◆ **Task item**:
Search the entries for the word "SoftwareDistribution" and return every line where it is found.

--- Dataset entries Enclosed Below ---

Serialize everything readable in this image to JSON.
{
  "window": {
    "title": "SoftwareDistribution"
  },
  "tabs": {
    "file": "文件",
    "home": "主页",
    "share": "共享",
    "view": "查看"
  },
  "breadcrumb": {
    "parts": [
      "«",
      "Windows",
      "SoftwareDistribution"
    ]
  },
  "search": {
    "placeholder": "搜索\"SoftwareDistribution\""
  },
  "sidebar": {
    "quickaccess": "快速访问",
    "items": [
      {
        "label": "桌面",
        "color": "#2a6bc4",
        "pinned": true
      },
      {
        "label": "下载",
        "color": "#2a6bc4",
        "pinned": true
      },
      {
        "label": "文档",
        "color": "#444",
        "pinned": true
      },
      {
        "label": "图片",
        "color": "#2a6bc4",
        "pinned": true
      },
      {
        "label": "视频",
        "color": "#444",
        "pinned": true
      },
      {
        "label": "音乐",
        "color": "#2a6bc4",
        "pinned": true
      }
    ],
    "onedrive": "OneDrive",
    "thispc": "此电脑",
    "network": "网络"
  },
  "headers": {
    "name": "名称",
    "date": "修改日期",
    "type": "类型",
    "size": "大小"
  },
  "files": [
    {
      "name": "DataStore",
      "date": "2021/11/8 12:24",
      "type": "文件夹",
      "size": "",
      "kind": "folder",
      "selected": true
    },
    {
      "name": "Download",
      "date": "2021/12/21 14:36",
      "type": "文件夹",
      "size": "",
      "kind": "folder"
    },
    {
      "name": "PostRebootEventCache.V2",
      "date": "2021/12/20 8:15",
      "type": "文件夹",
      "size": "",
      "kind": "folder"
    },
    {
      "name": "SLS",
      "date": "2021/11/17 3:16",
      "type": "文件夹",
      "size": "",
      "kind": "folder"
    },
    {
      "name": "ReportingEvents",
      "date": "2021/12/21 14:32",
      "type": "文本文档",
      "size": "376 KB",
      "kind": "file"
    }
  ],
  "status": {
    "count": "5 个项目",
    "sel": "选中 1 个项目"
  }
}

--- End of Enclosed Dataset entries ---

◆ **Finished exercise**:
    "title": "SoftwareDistribution"
      "SoftwareDistribution"
    "placeholder": "搜索\"SoftwareDistribution\""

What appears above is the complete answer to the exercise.